▶ [Work instruction]: Where a picture appears in the data below, exclude it; restate everything else word for word.

▶ [Provided data]:
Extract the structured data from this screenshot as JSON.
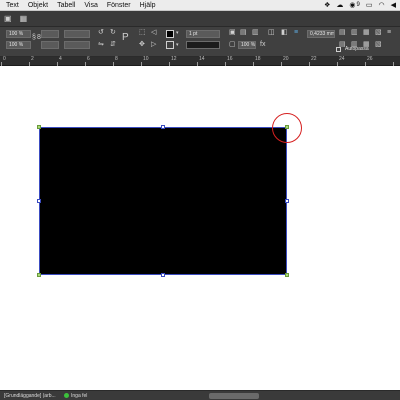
{
  "menubar": {
    "items": [
      "Text",
      "Objekt",
      "Tabell",
      "Visa",
      "Fönster",
      "Hjälp"
    ],
    "status": {
      "notification_count": "9"
    }
  },
  "control": {
    "scale_x": "100 %",
    "scale_y": "100 %",
    "stroke_weight": "1 pt",
    "offset": "0,4233 mm",
    "opacity": "100 %",
    "autofit_label": "Autopassa"
  },
  "ruler": {
    "ticks": [
      "0",
      "2",
      "4",
      "6",
      "8",
      "10",
      "12",
      "14",
      "16",
      "18",
      "20",
      "22",
      "24",
      "26"
    ]
  },
  "statusbar": {
    "page": "[Grundläggande] (arb...",
    "errors": "Inga fel"
  },
  "colors": {
    "ui_dark": "#3a3a3a",
    "selection": "#3b4cc0",
    "shape_fill": "#000000",
    "highlight": "#d62020",
    "ok_status": "#3cc23c"
  }
}
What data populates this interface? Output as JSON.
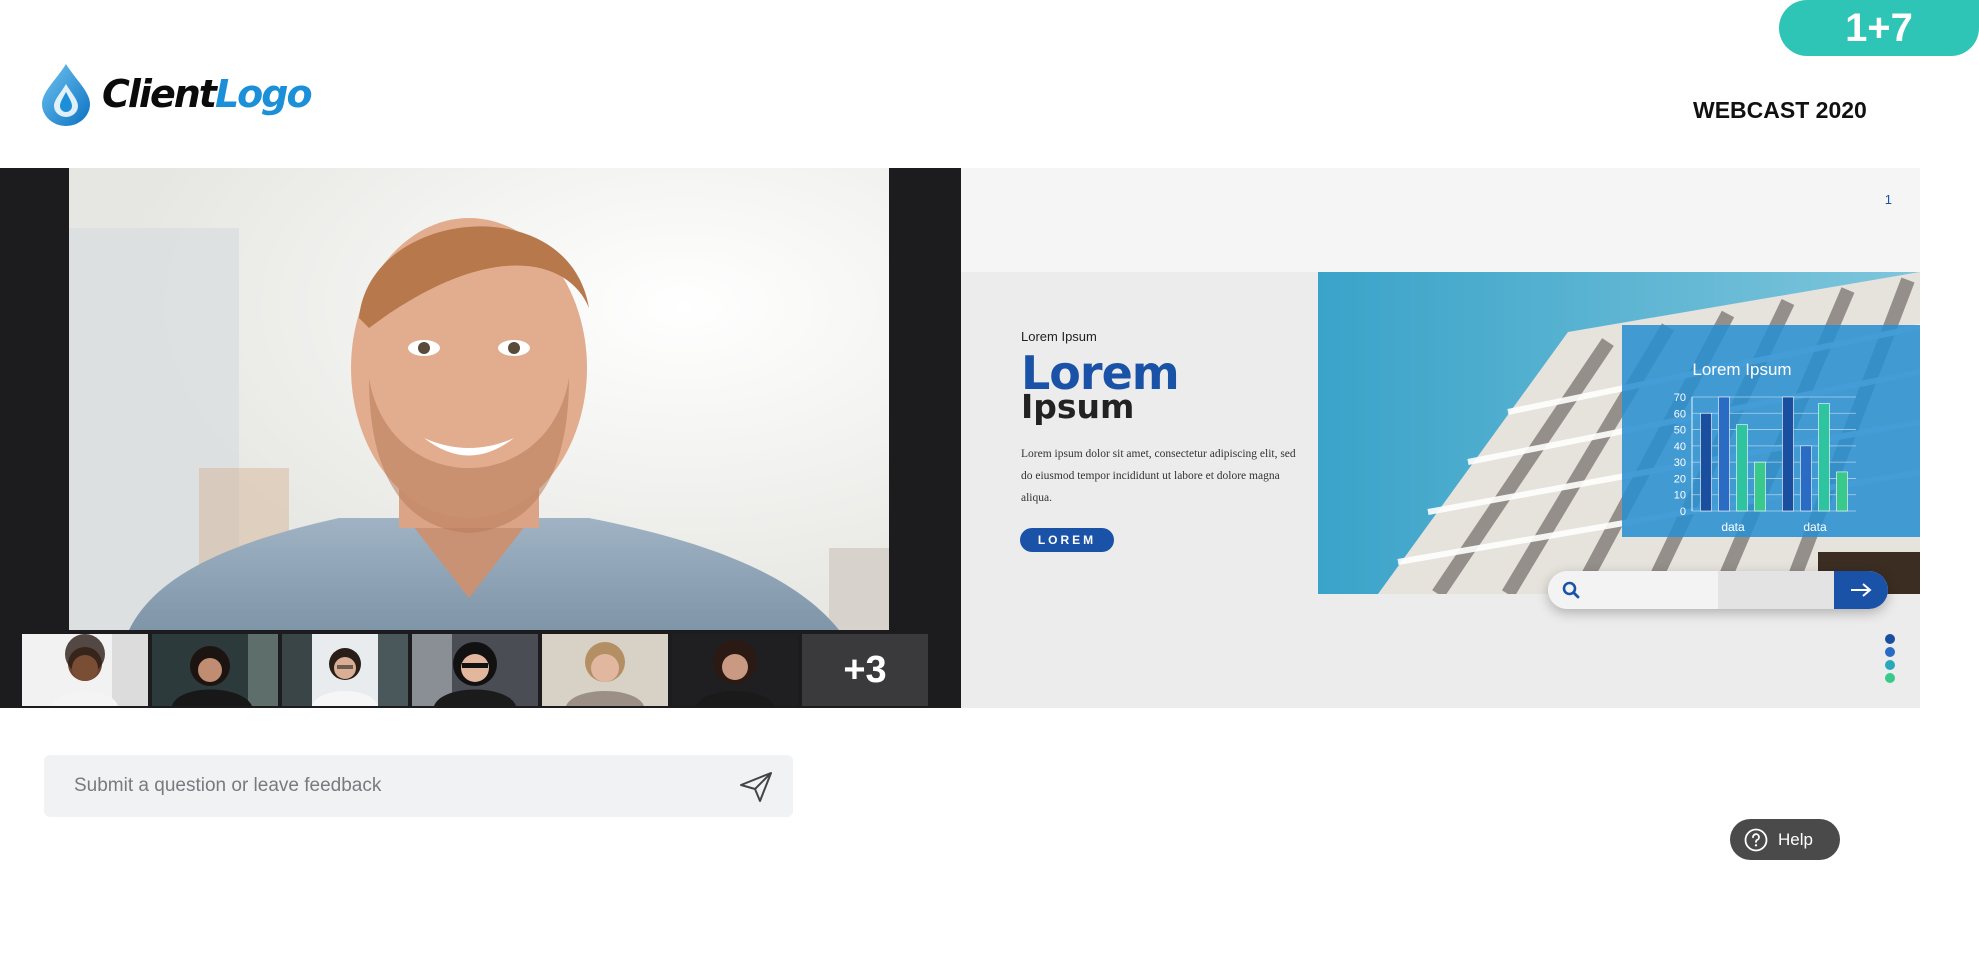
{
  "header": {
    "logo_text_dark": "Client",
    "logo_text_blue": "Logo",
    "participant_count": "1+7",
    "event_title": "WEBCAST 2020"
  },
  "video": {
    "extra_participants": "+3",
    "thumbnail_count": 6
  },
  "slide": {
    "page_number": "1",
    "eyebrow": "Lorem Ipsum",
    "headline": "Lorem",
    "subheadline": "Ipsum",
    "body": "Lorem ipsum dolor sit amet, consectetur adipiscing elit, sed do eiusmod tempor incididunt ut labore et dolore magna aliqua.",
    "button_label": "LOREM",
    "colors": {
      "primary": "#1a52a8",
      "accent": "#2ec4b6",
      "chart_panel": "#2a8fd0"
    },
    "icons": [
      "search-icon",
      "arrow-right-icon"
    ],
    "pager_dots": 4
  },
  "chart_data": {
    "type": "bar",
    "title": "Lorem Ipsum",
    "categories": [
      "data",
      "data"
    ],
    "series": [
      {
        "values": [
          60,
          70
        ]
      },
      {
        "values": [
          70,
          40
        ]
      },
      {
        "values": [
          53,
          66
        ]
      },
      {
        "values": [
          30,
          24
        ]
      }
    ],
    "ylim": [
      0,
      70
    ],
    "yticks": [
      0,
      10,
      20,
      30,
      40,
      50,
      60,
      70
    ],
    "grid": true,
    "colors": [
      "#1a4fa0",
      "#2a6cc4",
      "#2ec4a0",
      "#39c98a"
    ]
  },
  "question": {
    "placeholder": "Submit a question or leave feedback",
    "value": ""
  },
  "help": {
    "label": "Help"
  }
}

▶ [Finished task]:
Extract the structured data from this screenshot as JSON.
{
  "menubar": {
    "items": [
      "Text",
      "Objekt",
      "Tabell",
      "Visa",
      "Fönster",
      "Hjälp"
    ],
    "status": {
      "notification_count": "9"
    }
  },
  "control": {
    "scale_x": "100 %",
    "scale_y": "100 %",
    "stroke_weight": "1 pt",
    "offset": "0,4233 mm",
    "opacity": "100 %",
    "autofit_label": "Autopassa"
  },
  "ruler": {
    "ticks": [
      "0",
      "2",
      "4",
      "6",
      "8",
      "10",
      "12",
      "14",
      "16",
      "18",
      "20",
      "22",
      "24",
      "26"
    ]
  },
  "statusbar": {
    "page": "[Grundläggande] (arb...",
    "errors": "Inga fel"
  },
  "colors": {
    "ui_dark": "#3a3a3a",
    "selection": "#3b4cc0",
    "shape_fill": "#000000",
    "highlight": "#d62020",
    "ok_status": "#3cc23c"
  }
}
What data populates this interface? Output as JSON.
{
  "header": {
    "logo_text_dark": "Client",
    "logo_text_blue": "Logo",
    "participant_count": "1+7",
    "event_title": "WEBCAST 2020"
  },
  "video": {
    "extra_participants": "+3",
    "thumbnail_count": 6
  },
  "slide": {
    "page_number": "1",
    "eyebrow": "Lorem Ipsum",
    "headline": "Lorem",
    "subheadline": "Ipsum",
    "body": "Lorem ipsum dolor sit amet, consectetur adipiscing elit, sed do eiusmod tempor incididunt ut labore et dolore magna aliqua.",
    "button_label": "LOREM",
    "colors": {
      "primary": "#1a52a8",
      "accent": "#2ec4b6",
      "chart_panel": "#2a8fd0"
    },
    "icons": [
      "search-icon",
      "arrow-right-icon"
    ],
    "pager_dots": 4
  },
  "chart_data": {
    "type": "bar",
    "title": "Lorem Ipsum",
    "categories": [
      "data",
      "data"
    ],
    "series": [
      {
        "values": [
          60,
          70
        ]
      },
      {
        "values": [
          70,
          40
        ]
      },
      {
        "values": [
          53,
          66
        ]
      },
      {
        "values": [
          30,
          24
        ]
      }
    ],
    "ylim": [
      0,
      70
    ],
    "yticks": [
      0,
      10,
      20,
      30,
      40,
      50,
      60,
      70
    ],
    "grid": true,
    "colors": [
      "#1a4fa0",
      "#2a6cc4",
      "#2ec4a0",
      "#39c98a"
    ]
  },
  "question": {
    "placeholder": "Submit a question or leave feedback",
    "value": ""
  },
  "help": {
    "label": "Help"
  }
}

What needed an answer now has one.